## Data extracts
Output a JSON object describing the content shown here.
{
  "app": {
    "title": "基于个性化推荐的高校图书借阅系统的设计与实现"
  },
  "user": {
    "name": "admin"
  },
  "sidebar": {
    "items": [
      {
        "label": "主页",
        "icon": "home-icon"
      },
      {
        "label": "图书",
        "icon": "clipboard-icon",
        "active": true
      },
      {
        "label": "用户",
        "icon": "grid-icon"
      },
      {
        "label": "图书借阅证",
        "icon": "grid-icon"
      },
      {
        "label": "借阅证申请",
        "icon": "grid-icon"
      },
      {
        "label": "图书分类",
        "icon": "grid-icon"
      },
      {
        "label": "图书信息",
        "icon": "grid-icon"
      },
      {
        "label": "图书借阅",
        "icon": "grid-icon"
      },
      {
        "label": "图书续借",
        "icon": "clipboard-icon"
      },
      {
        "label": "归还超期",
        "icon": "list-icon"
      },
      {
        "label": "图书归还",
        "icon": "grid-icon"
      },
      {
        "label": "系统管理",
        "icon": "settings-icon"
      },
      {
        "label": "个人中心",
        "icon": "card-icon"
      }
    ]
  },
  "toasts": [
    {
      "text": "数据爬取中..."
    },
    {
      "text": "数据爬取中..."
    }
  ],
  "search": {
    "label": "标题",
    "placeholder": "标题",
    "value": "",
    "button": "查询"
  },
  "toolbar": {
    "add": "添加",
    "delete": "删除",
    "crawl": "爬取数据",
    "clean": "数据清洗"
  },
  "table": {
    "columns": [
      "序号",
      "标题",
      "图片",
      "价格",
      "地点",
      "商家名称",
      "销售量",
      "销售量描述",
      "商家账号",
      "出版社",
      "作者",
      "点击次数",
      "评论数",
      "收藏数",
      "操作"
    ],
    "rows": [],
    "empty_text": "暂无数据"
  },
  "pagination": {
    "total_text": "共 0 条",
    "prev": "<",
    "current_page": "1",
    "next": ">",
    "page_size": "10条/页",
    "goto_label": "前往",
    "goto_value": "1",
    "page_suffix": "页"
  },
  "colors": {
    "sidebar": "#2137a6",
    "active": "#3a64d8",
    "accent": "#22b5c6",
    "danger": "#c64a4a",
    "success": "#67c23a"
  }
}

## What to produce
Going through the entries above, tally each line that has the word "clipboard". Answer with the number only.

## Response to this exercise
2